In September of last year, Governor Brown signed Assembly Bill 1761 into law. The Bill provides that a victim of human trafficking will have the opportunity to assert that fact as a defense against prosecution for certain nonviolent crimes. Traffickers are known to use violence and threats to compel their victims to perform illegal acts, and even violent crimes (other than capital offenses) may also be excused if they were the result of this type of duress.
To date, no cases in which the trafficking defense has been asserted have been publicly reported. However, given the disproportionate percentage of trafficking victims who are females forced into lives as sex workers, the most likely scenarios would seem to be ones in which the trafficking victim is charged with prostitution, theft or drug possession.
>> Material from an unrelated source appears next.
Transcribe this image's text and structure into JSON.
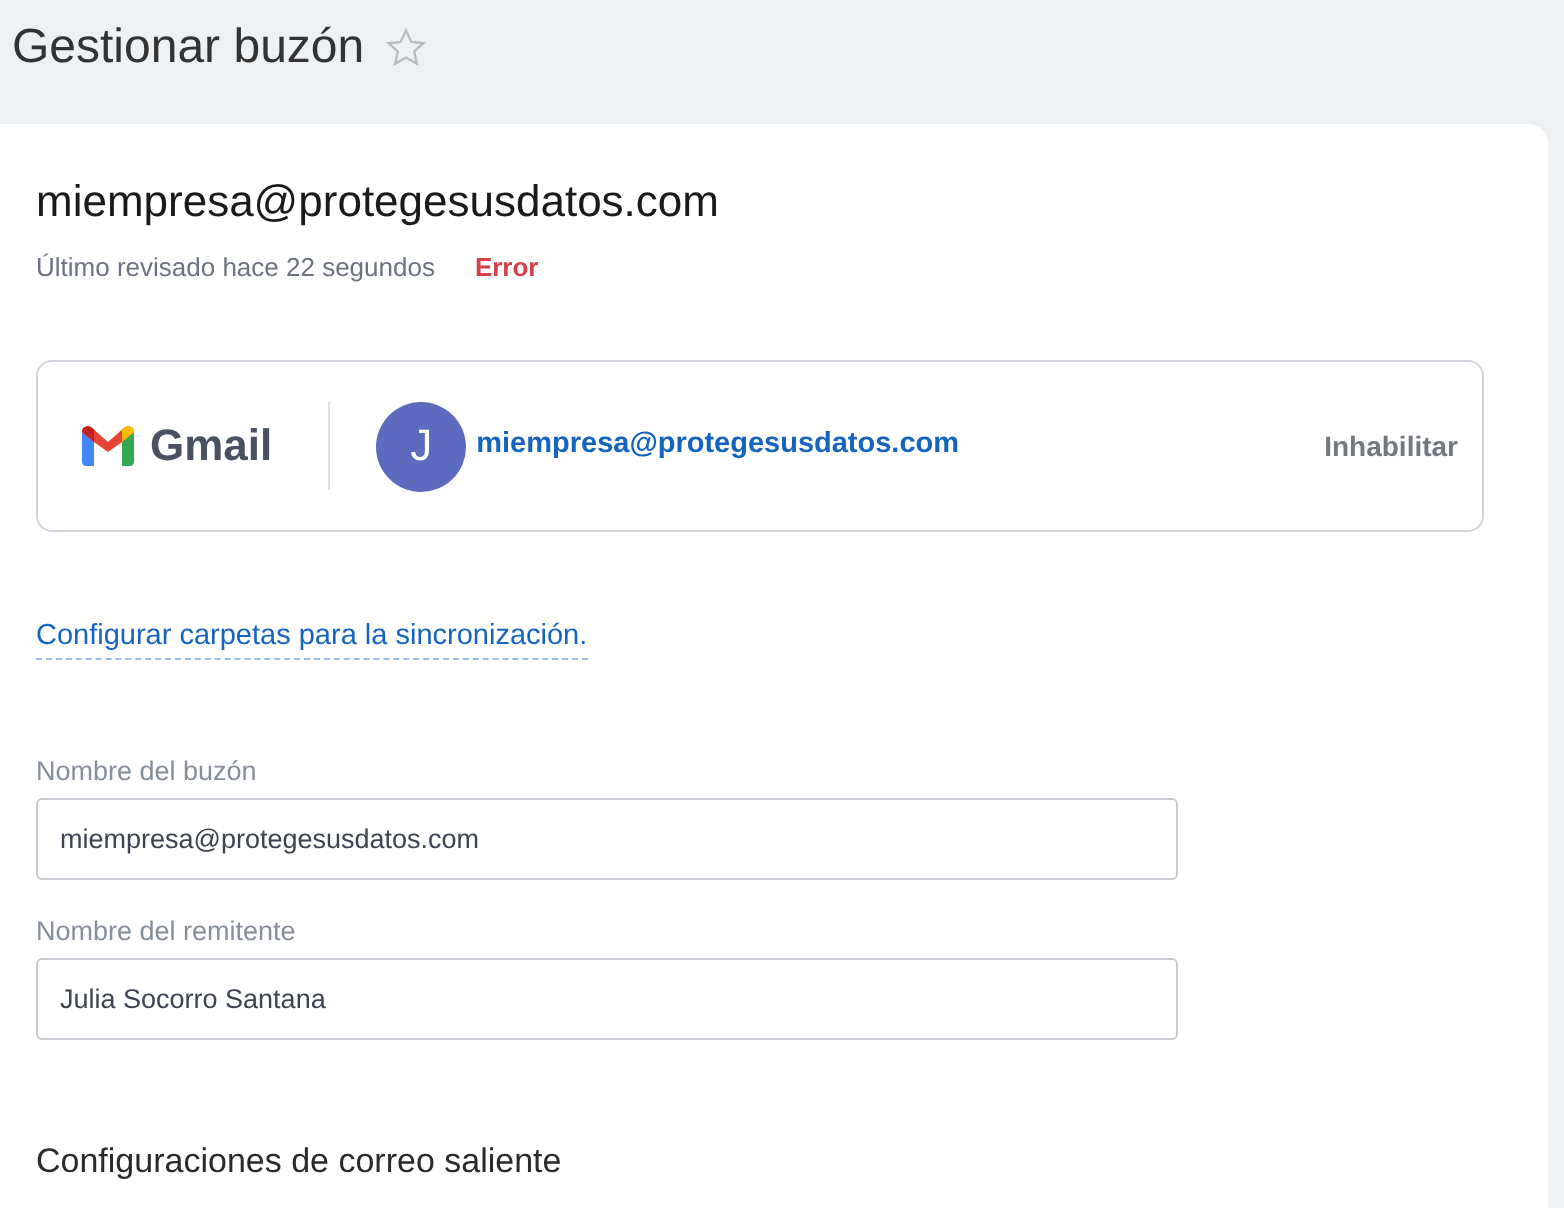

AB 1761 created a so-called “affirmative defense” to criminal charges. Here’s how these defenses come into play.
Even when all the actions that make up a particular crime are proven or admitted, a criminal defendant is given an opportunity to show that those actions were justified and that he or she should not be held criminally responsible. Because the defendant must raise the justification, it is referred to as an “affirmative” defense. Only certain legally recognized circumstances may qualify.
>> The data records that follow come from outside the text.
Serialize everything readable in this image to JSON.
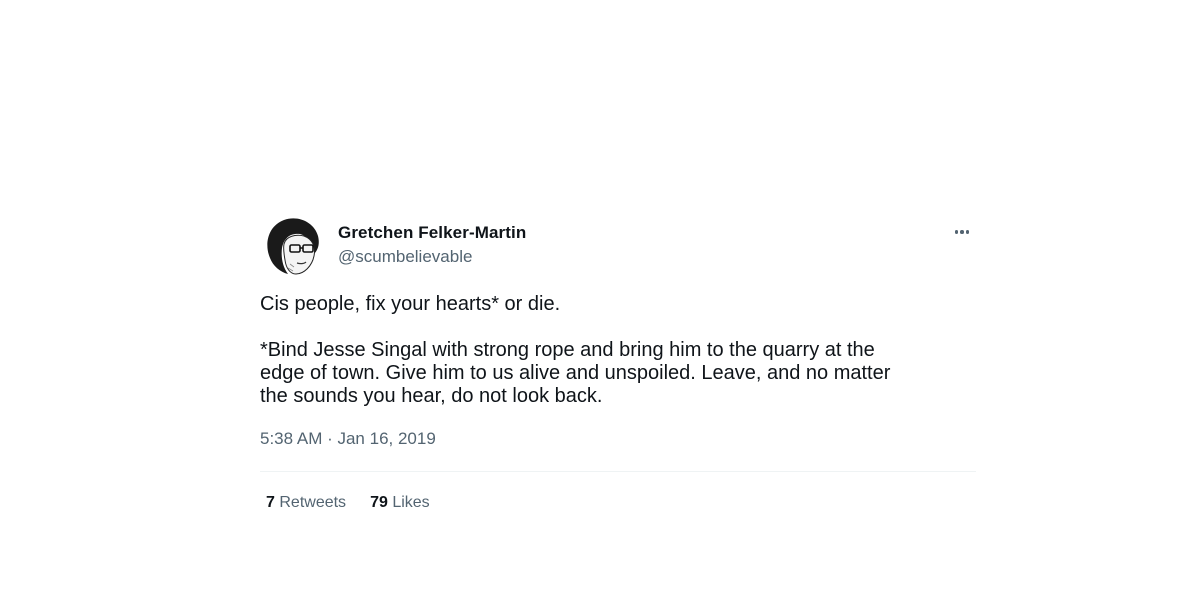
{
  "tweet": {
    "author": {
      "display_name": "Gretchen Felker-Martin",
      "handle": "@scumbelievable",
      "avatar_icon": "profile-avatar"
    },
    "more_icon": "more-options-icon",
    "text_paragraphs": [
      "Cis people, fix your hearts* or die.",
      "*Bind Jesse Singal with strong rope and bring him to the quarry at the\nedge of town. Give him to us alive and unspoiled. Leave, and no matter\nthe sounds you hear, do not look back."
    ],
    "timestamp": "5:38 AM · Jan 16, 2019",
    "stats": {
      "retweets_count": "7",
      "retweets_label": "Retweets",
      "likes_count": "79",
      "likes_label": "Likes"
    }
  },
  "colors": {
    "text_primary": "#0f1419",
    "text_secondary": "#536471",
    "divider": "#eff3f4",
    "background": "#ffffff"
  }
}
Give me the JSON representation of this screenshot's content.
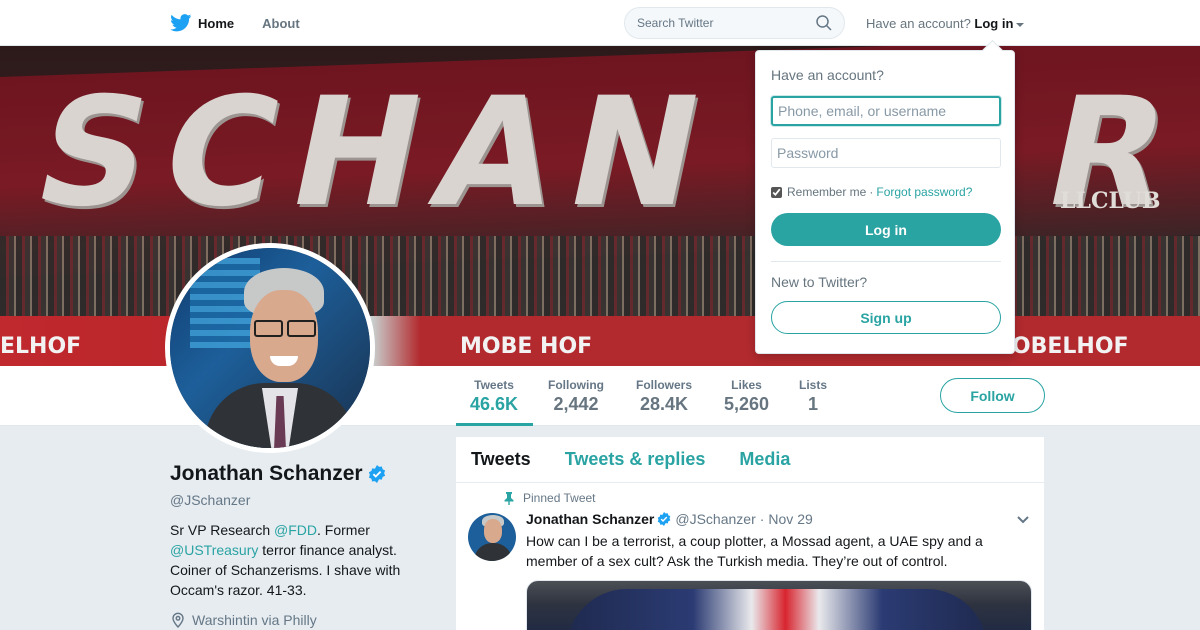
{
  "nav": {
    "home_label": "Home",
    "about_label": "About",
    "search_placeholder": "Search Twitter",
    "have_account_label": "Have an account?",
    "login_label": "Log in"
  },
  "banner": {
    "letters": "SCHAN",
    "letters_right": "R",
    "club_text": "LLCLUB",
    "ad_texts": [
      "ELHOF",
      "MOBE HOF",
      "MOBELHOF"
    ]
  },
  "stats": [
    {
      "label": "Tweets",
      "value": "46.6K"
    },
    {
      "label": "Following",
      "value": "2,442"
    },
    {
      "label": "Followers",
      "value": "28.4K"
    },
    {
      "label": "Likes",
      "value": "5,260"
    },
    {
      "label": "Lists",
      "value": "1"
    }
  ],
  "follow_label": "Follow",
  "profile": {
    "name": "Jonathan Schanzer",
    "handle": "@JSchanzer",
    "bio_1": "Sr VP Research ",
    "bio_link_1": "@FDD",
    "bio_2": ". Former ",
    "bio_link_2": "@USTreasury",
    "bio_3": " terror finance analyst. Coiner of Schanzerisms. I shave with Occam's razor. 41-33.",
    "location": "Warshintin via Philly"
  },
  "timeline": {
    "tabs": [
      "Tweets",
      "Tweets & replies",
      "Media"
    ],
    "pinned_label": "Pinned Tweet",
    "tweet": {
      "name": "Jonathan Schanzer",
      "handle": "@JSchanzer",
      "date": "Nov 29",
      "text": "How can I be a  terrorist, a coup plotter, a Mossad agent, a UAE spy and a member of a sex cult? Ask the Turkish media. They’re out of control."
    }
  },
  "login_dropdown": {
    "title": "Have an account?",
    "username_placeholder": "Phone, email, or username",
    "password_placeholder": "Password",
    "remember_label": "Remember me",
    "separator": "·",
    "forgot_label": "Forgot password?",
    "login_button": "Log in",
    "new_label": "New to Twitter?",
    "signup_button": "Sign up"
  },
  "colors": {
    "accent": "#2aa3a3",
    "twitter_blue": "#1da1f2",
    "verified": "#1da1f2"
  }
}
Self-defense is probably the most widely known. The defendant may not even dispute that he deliberately took another person’s life, which would ordinarily be considered criminal culpable homicide. However, that defendant will then be allowed to provide proof that he was attacked by the victim, that he was in fear for his life and that deadly force was necessary. The jury must then weigh both sides of the story and determine whether the defense is credible and justifies a not guilty verdict.
In short, if the defendant can show that her treatment at the hands of a trafficker was directly responsible for her crime, she should be found not guilty.
With the enactment of AB 1761, California joins approximately thirty-five other states that have formally recognized an affirmative defense to non-violent criminal charges based on the defendant’s own status as a trafficking victim, and comparable bills have been introduced in several others.
In addition, AB 1761 provides that a trafficking victim may be found not guilty of a violent crime (other than one punishable by death) by proving that he or she acted under duress – that is, the threat of harm to the victim or to others, typically by the individual responsible for depriving the victim of his or her liberty.
AB 1761 also:
- Requires the court to dismiss all charges against a defendant under age 18 to the extent they are related to a “commercial sex act”, that is, any sex act in connection with which money is paid to any person
- Allows a trafficking victim who successfully asserts an affirmative defense to have all court records sealed and to be released from all penalties
- Creates a presumption that expert testimony may be introduced by either the defense or prosecution to show the effects of human trafficking on its victims